ACTION ITEM – Using "competition" as the search string, find the matching lines below and copy them.

------------

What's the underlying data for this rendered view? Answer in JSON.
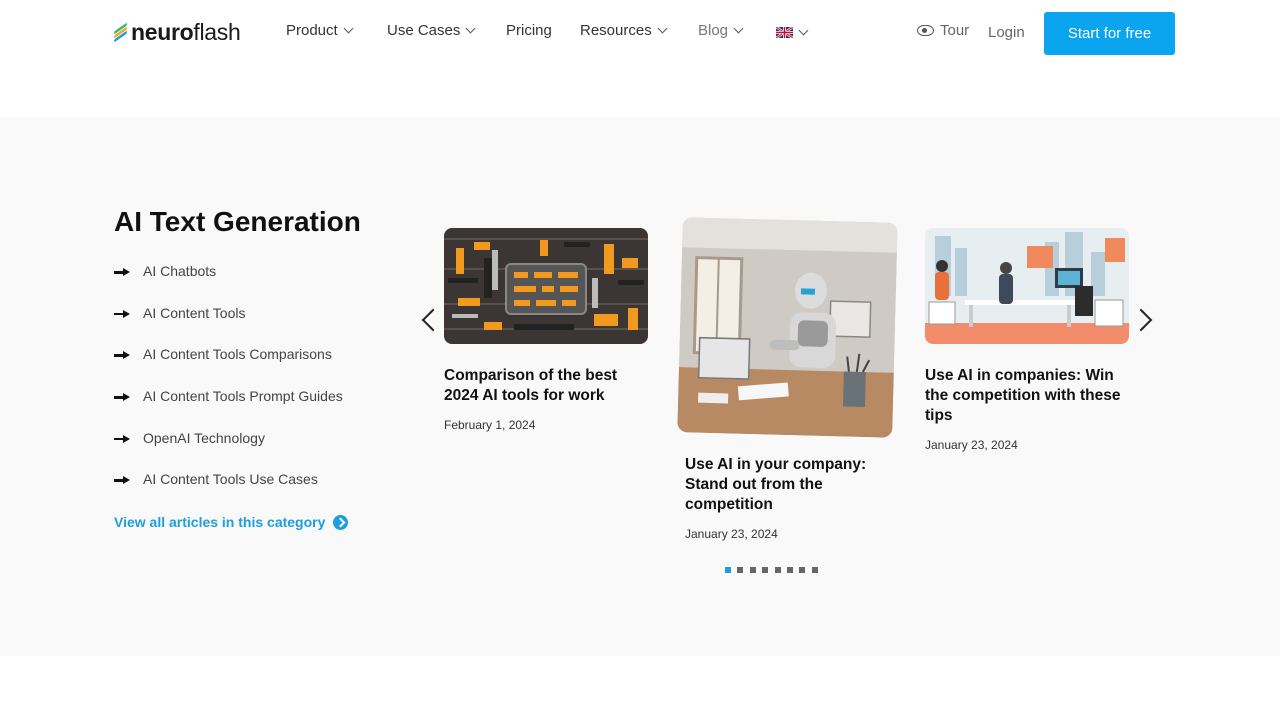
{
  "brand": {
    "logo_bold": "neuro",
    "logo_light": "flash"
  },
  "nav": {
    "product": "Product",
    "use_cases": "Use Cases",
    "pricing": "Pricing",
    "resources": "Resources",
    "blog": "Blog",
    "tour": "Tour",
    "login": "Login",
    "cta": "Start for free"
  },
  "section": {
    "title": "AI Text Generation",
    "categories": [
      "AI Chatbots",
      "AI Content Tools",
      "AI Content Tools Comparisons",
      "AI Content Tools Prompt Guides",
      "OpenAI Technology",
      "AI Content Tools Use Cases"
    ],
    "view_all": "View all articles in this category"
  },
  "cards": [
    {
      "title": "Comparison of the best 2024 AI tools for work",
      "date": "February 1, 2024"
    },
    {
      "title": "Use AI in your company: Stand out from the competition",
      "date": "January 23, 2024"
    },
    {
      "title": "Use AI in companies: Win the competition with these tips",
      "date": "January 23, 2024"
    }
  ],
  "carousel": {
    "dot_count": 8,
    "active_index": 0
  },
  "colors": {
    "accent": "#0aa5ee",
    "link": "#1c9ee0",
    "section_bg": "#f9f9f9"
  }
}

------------

REPLY –
      "title": "Use AI in your company: Stand out from the competition",
      "title": "Use AI in companies: Win the competition with these tips",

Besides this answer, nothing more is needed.